There are several possible candidates vying for the position of governor of Tennessee. I understand that name recognition is an enormous “helping hand” when running for any office. As voters, we have to consider why their name is widely recognized. If they have been in politics before, what was their record like? Did they do anything that helped the majority of their constituents or did they make their large donors’ desires their top priority? If their name recognition comes from doing business in Tennessee, what is the reputation of that person as a business leader? How do they treat people? How much would they be willing to sacrifice to be able to do the “right thing” for the people of Tennessee?
Our country is at a crossroads right now.
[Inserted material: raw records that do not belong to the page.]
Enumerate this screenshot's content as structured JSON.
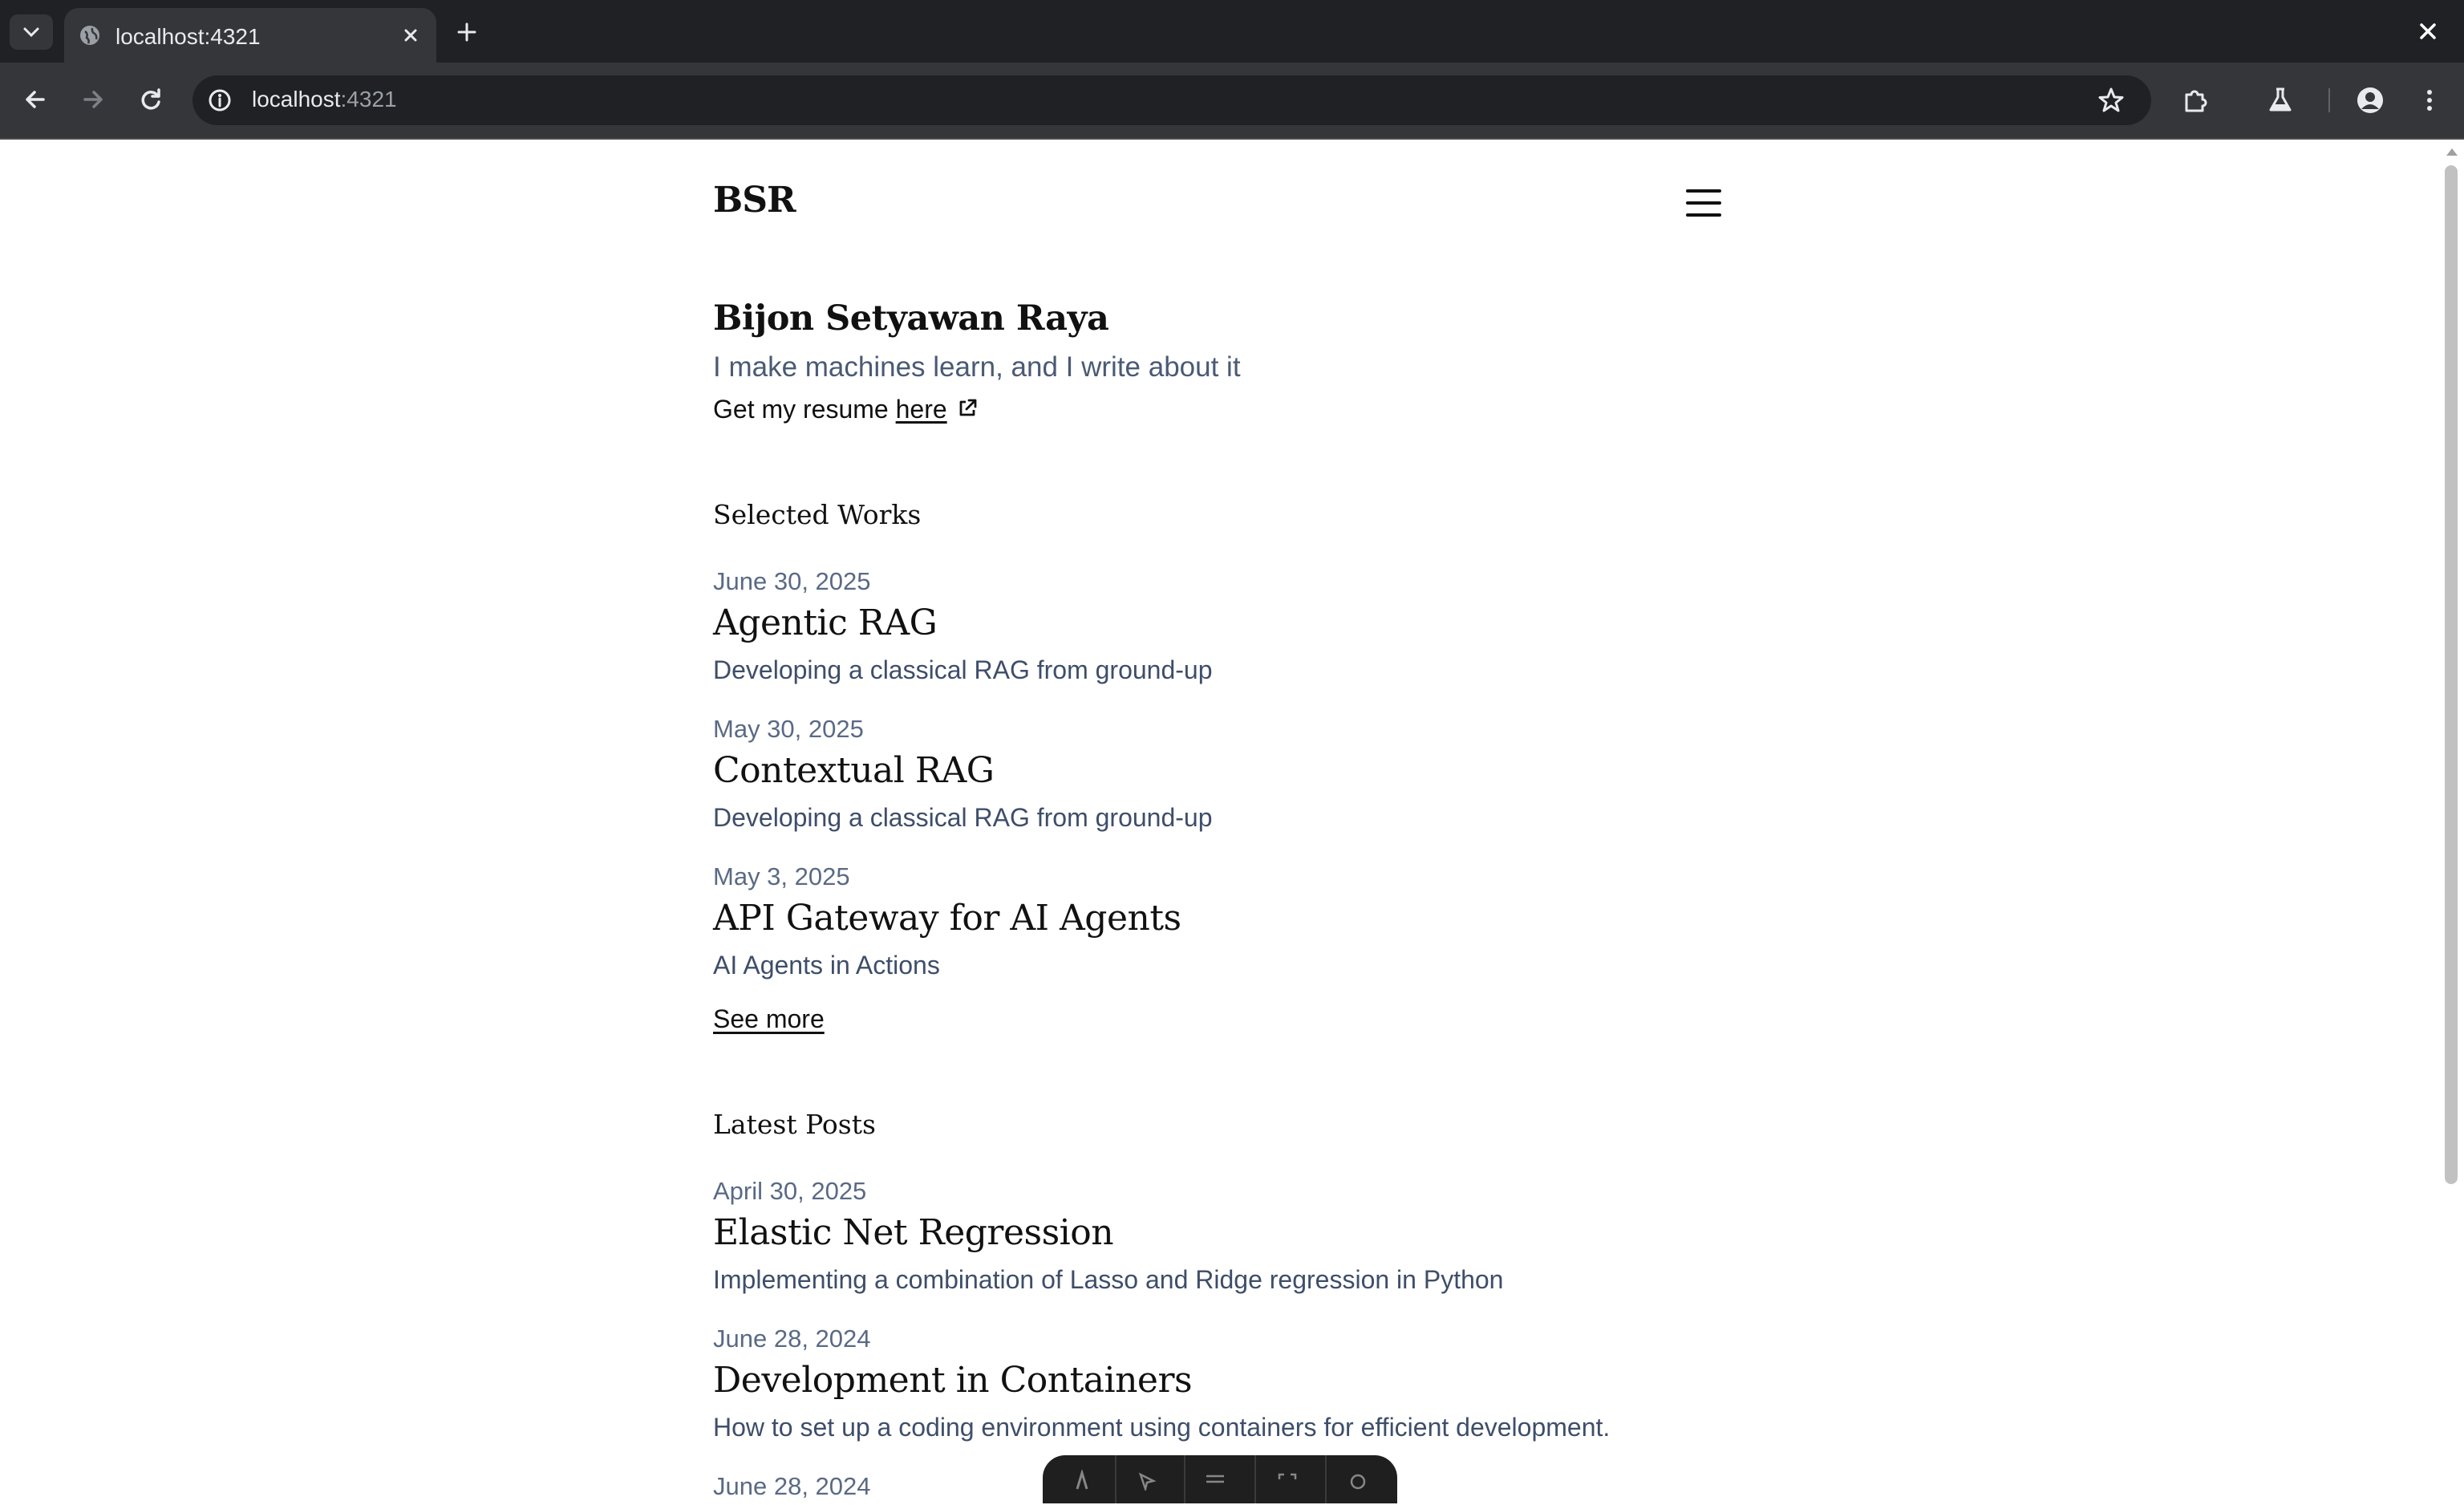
{
  "browser": {
    "tab_title": "localhost:4321",
    "url_host": "localhost",
    "url_port": ":4321"
  },
  "site": {
    "logo": "BSR",
    "name": "Bijon Setyawan Raya",
    "tagline": "I make machines learn, and I write about it",
    "resume_prefix": "Get my resume ",
    "resume_link": "here"
  },
  "selected_works": {
    "title": "Selected Works",
    "items": [
      {
        "date": "June 30, 2025",
        "title": "Agentic RAG",
        "description": "Developing a classical RAG from ground-up"
      },
      {
        "date": "May 30, 2025",
        "title": "Contextual RAG",
        "description": "Developing a classical RAG from ground-up"
      },
      {
        "date": "May 3, 2025",
        "title": "API Gateway for AI Agents",
        "description": "AI Agents in Actions"
      }
    ],
    "see_more": "See more"
  },
  "latest_posts": {
    "title": "Latest Posts",
    "items": [
      {
        "date": "April 30, 2025",
        "title": "Elastic Net Regression",
        "description": "Implementing a combination of Lasso and Ridge regression in Python"
      },
      {
        "date": "June 28, 2024",
        "title": "Development in Containers",
        "description": "How to set up a coding environment using containers for efficient development."
      },
      {
        "date": "June 28, 2024"
      }
    ]
  }
}
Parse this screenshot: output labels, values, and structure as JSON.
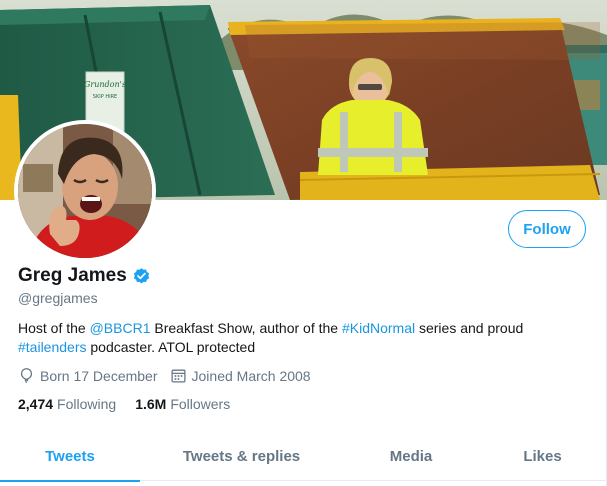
{
  "profile": {
    "display_name": "Greg James",
    "handle": "@gregjames",
    "verified": true,
    "follow_label": "Follow",
    "bio": {
      "t1": "Host of the ",
      "mention": "@BBCR1",
      "t2": " Breakfast Show, author of the ",
      "hashtag1": "#KidNormal",
      "t3": " series and proud ",
      "hashtag2": "#tailenders",
      "t4": " podcaster. ATOL protected"
    },
    "birthday": "Born 17 December",
    "joined": "Joined March 2008",
    "following_count": "2,474",
    "following_label": "Following",
    "followers_count": "1.6M",
    "followers_label": "Followers"
  },
  "tabs": [
    {
      "label": "Tweets",
      "active": true
    },
    {
      "label": "Tweets & replies",
      "active": false
    },
    {
      "label": "Media",
      "active": false
    },
    {
      "label": "Likes",
      "active": false
    }
  ],
  "banner_sign": {
    "line1": "Grundon's",
    "line2": "SKIP HIRE"
  },
  "colors": {
    "accent": "#1da1f2",
    "link": "#1b95e0",
    "muted_text": "#657786",
    "text": "#14171a",
    "divider": "#e6ecf0"
  },
  "icons": {
    "verified": "verified-badge-icon",
    "birthday": "balloon-icon",
    "joined": "calendar-icon"
  }
}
We have an administration and Congress who appear to have no concern for the average American. For the past nine months, unless you have no form of communication with the world, we have been inundated with a new or ever-changing crisis every week coming out of Washington D.C. Mr. Trump and his cabinet members have done nothing to make America great. In fact, they have done more harm and caused more insecurity for the majority of people living in our country than I have ever seen. At the height of turmoil in our country during the late 60’s and early 70’s, I did not experience the current amount of concern and downright fear regarding the survival of our country. Perhaps those feelings come from the fact that not only is there a man in the White House who is totally unqualified for the position he holds, but we also have a Republican majority in Congress that is allowing him to have free reign.
I know there are those who disagree with my opinions of him, and that is fine. To be honest, I have never before refused to call any man who has been elected president of the United States by their proper title. It didn’t matter if I voted for him or not. It didn’t matter whether I agreed with his policies or not. I believed in the checks and balances of our American system of government, and I believed those presidents had earned the respect of the title. In my opinion, Mr. Trump has done nothing to earn the respect of being called “president.” I am constantly appalled by the way he behaves, the way he disrespects people of color, women, members of the LBGTQ community, immigrants, every minority, and everyone who has any religious belief, including “real” Christians. He has made a mockery of the presidency, of America, and patriotism.
Now, if we want to make changes to the way our government is functioning, we must use our right to vote and make sure our votes count. We cannot sit by and let the “other” guy stand up for us. We must stand up for ourselves, and we can do that in each and every election, if we get out and vote. It is a disgrace that fewer than 50 percent of America’s registered voters voted in the last election. People have died for our right to vote. The only significant way to honor those heroes is to use the strongest weapon we have against the destruction of our way of life and that is to vote. In the meantime, research candidates beyond their party affiliation, ask questions, push and prod to get as much truth from those who want our vote.